Task brief: Although the entries contain pictures, the copy should hold only their exact text.

Listed records:
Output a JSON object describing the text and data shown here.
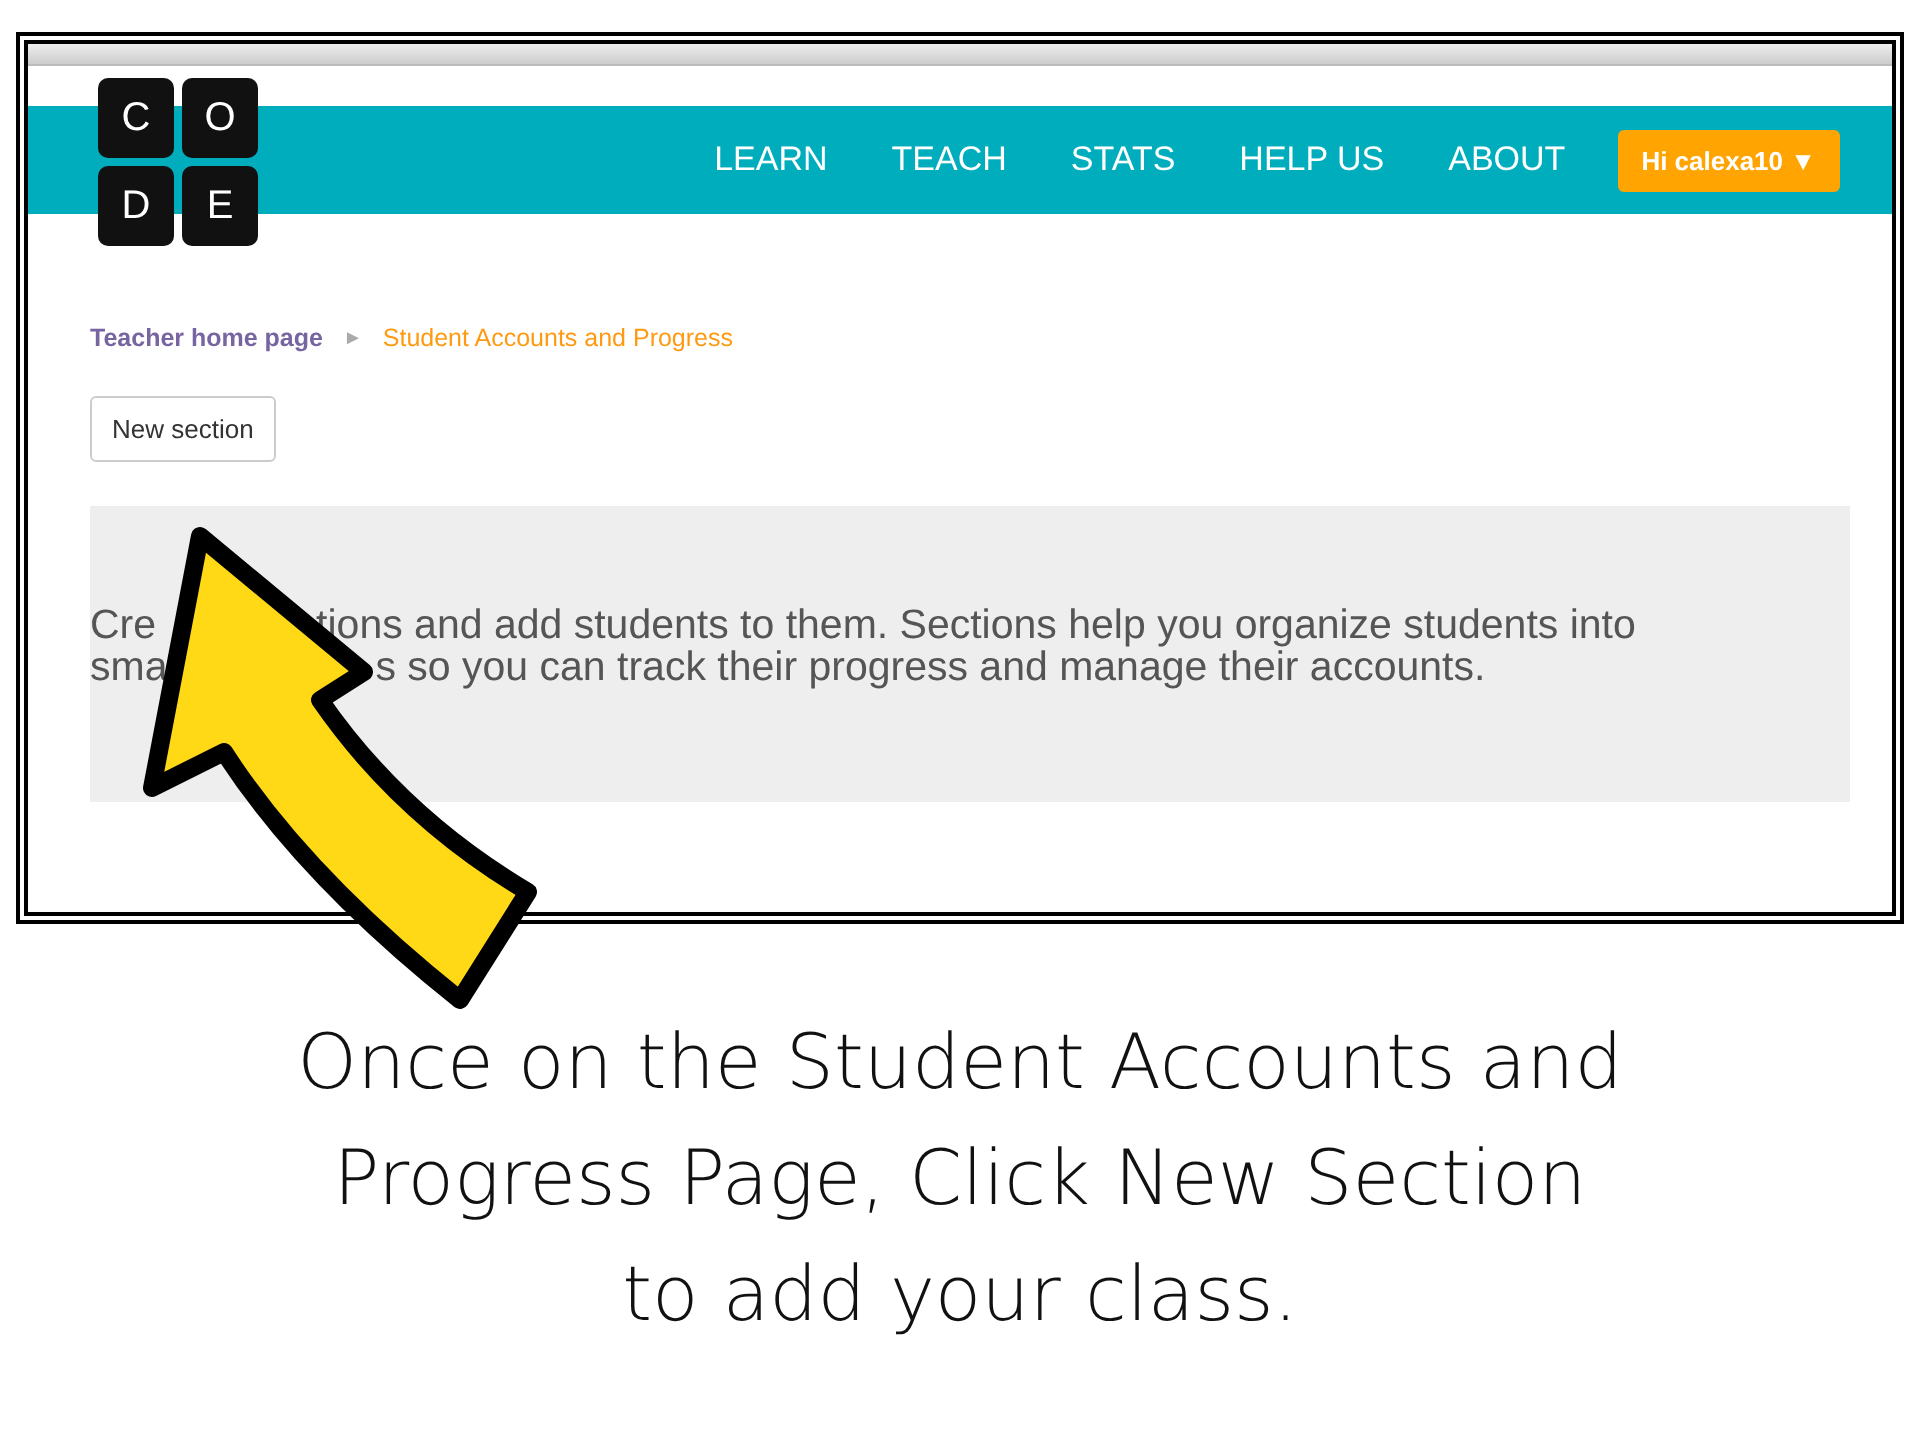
{
  "logo": {
    "letters": [
      "C",
      "O",
      "D",
      "E"
    ]
  },
  "nav": {
    "items": [
      "LEARN",
      "TEACH",
      "STATS",
      "HELP US",
      "ABOUT"
    ],
    "user_button": "Hi calexa10 ▼"
  },
  "breadcrumb": [
    {
      "label": "Teacher home page",
      "selected": false
    },
    {
      "label": "Student Accounts and Progress",
      "selected": true
    }
  ],
  "breadcrumb_separator": "►",
  "new_section_button": "New section",
  "info_panel": {
    "lines": [
      [
        "Cre",
        "tions and add students to them. Sections help you organize students into"
      ],
      [
        "sma",
        "s so you can track their progress and manage their accounts."
      ]
    ]
  },
  "caption": [
    "Once on the Student Accounts and",
    "Progress Page, Click New Section",
    "to add your class."
  ]
}
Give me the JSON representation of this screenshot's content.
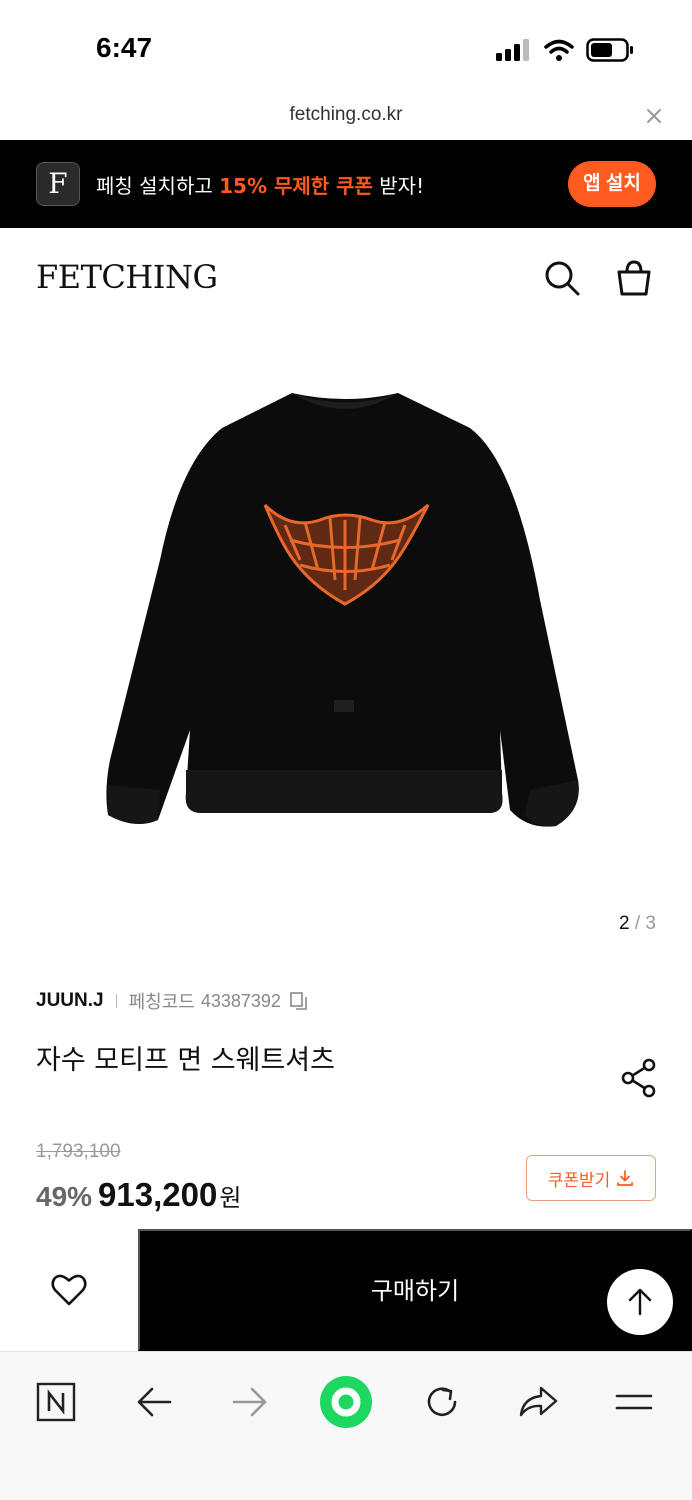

Result of this exercise:
Output a JSON object describing the text and data shown here.
{
  "logo": {
    "letters": [
      "C",
      "O",
      "D",
      "E"
    ]
  },
  "nav": {
    "items": [
      "LEARN",
      "TEACH",
      "STATS",
      "HELP US",
      "ABOUT"
    ],
    "user_button": "Hi calexa10 ▼"
  },
  "breadcrumb": [
    {
      "label": "Teacher home page",
      "selected": false
    },
    {
      "label": "Student Accounts and Progress",
      "selected": true
    }
  ],
  "breadcrumb_separator": "►",
  "new_section_button": "New section",
  "info_panel": {
    "lines": [
      [
        "Cre",
        "tions and add students to them. Sections help you organize students into"
      ],
      [
        "sma",
        "s so you can track their progress and manage their accounts."
      ]
    ]
  },
  "caption": [
    "Once on the Student Accounts and",
    "Progress Page, Click New Section",
    "to add your class."
  ]
}
Give me the JSON representation of this screenshot's content.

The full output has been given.